  6. 6. FPA Journal - Informatics: Proposing a New Information Technology Discipline for Financial Planning Endnotes 1. Extensible Markup Language. Specification to mark up documents that contain data. 2. The Financial Information eXchange (FIX) protocol is a series of messaging specifications for the electronic communication of trade-related messages. 3. Collection of programs that enables the storage, modification, and extraction of information from a database. References Kaplan, D., R. Krishsnan, R. Padman, and J. Peters. 1998. “Assessing Data Quality in Information.” Communications of the ACM 41, 2. Kay, D. G., A. van der Hoek, and D. J. Richardson. 2005. “Informatics: A Focus on Computer Science in Context.” SIGCSE ’05, February 23–27, St. Louis, Missouri. Kling, R., N. Hara. 2005. “Informatics and Distributed Learning.” Encyclopedia of Distributed Learning. Sage Publications. Murthy, U. S., C. E. Wiggins, Jr. 1999. “A Perspective on Accounting Information Systems Research.” Journal of Information Systems 13, 1. Oz, Effy. 2006. “Management Information Systems.” Thomson Course Technology. Rahman, H. 2006. Empowering Marginal Communities with Information Networking. IGI Publishing.
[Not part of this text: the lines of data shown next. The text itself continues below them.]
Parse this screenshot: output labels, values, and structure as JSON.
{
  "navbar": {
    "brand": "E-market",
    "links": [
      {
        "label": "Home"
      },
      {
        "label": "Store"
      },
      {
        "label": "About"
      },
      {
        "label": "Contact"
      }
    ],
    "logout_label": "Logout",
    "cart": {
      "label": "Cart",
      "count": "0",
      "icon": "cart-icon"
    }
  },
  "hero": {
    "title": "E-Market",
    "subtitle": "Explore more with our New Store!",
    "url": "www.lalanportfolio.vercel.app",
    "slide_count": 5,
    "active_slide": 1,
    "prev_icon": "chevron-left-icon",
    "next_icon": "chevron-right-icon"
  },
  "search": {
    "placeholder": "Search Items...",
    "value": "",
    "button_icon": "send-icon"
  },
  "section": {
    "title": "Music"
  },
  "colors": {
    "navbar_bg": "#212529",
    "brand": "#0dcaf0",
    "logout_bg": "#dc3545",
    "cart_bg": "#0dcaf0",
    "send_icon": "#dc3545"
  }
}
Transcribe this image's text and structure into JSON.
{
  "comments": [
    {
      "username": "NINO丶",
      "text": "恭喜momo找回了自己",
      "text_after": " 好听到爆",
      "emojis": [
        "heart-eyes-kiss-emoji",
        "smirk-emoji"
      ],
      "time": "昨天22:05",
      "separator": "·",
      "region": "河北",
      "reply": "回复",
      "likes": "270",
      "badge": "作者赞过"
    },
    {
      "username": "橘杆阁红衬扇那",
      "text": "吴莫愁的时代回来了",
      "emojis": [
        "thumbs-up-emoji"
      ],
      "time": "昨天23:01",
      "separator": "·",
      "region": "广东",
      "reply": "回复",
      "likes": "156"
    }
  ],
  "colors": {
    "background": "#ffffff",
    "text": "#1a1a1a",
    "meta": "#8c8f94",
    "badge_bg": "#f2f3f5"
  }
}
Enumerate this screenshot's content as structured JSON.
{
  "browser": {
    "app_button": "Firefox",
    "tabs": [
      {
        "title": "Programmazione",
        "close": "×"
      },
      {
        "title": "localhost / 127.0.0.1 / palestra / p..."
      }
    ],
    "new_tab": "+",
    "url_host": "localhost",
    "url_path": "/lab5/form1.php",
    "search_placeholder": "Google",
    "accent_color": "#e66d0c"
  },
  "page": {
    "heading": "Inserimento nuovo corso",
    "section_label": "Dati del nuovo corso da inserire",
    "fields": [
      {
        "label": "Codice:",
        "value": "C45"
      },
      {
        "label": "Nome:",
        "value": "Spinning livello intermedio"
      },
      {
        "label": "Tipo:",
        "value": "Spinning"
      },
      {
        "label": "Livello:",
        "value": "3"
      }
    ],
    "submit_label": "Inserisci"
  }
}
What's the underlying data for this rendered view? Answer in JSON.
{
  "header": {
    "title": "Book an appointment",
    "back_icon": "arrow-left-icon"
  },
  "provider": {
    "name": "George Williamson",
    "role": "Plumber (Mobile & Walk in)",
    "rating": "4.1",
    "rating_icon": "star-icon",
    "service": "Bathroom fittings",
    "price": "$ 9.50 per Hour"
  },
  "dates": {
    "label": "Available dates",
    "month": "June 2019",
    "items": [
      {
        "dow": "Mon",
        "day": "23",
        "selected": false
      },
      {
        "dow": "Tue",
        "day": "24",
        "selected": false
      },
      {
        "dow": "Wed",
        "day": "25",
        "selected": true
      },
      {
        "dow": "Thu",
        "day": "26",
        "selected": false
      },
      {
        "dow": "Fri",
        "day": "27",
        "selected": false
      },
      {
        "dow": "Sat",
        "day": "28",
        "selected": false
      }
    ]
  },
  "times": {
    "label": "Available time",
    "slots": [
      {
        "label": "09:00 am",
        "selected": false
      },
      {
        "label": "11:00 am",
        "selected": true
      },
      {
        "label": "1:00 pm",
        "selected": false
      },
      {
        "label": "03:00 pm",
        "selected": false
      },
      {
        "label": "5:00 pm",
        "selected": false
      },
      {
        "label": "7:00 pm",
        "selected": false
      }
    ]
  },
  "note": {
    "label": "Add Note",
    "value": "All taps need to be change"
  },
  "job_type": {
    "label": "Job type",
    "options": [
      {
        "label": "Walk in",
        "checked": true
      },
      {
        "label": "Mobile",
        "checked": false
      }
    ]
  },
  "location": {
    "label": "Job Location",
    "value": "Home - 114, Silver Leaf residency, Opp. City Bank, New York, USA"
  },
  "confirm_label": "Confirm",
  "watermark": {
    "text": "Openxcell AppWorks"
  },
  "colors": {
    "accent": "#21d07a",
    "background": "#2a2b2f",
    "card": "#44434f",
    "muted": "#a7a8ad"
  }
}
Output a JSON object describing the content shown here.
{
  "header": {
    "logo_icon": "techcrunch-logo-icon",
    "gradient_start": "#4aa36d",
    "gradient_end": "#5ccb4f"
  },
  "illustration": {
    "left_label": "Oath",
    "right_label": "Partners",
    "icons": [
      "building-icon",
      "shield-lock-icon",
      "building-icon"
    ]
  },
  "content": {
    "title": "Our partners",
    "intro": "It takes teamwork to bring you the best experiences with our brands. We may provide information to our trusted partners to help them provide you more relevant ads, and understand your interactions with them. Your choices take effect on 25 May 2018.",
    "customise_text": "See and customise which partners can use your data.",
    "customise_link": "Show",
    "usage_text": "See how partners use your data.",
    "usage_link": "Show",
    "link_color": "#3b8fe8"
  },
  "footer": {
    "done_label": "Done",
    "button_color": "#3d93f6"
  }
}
Schleyer, Titus, D.M.D., Ph.D.; Heiko Spallek, D.M.D., Ph.D. 2001. “Dental Informatics A Cornerstone of Dental Practice.” JADA 132 (May). Sunder, Shyam. 2007. “Uniform Financial Reporting Standards.” The CPA Journal April. 2008_Issues/jfp0408 (6 of 6)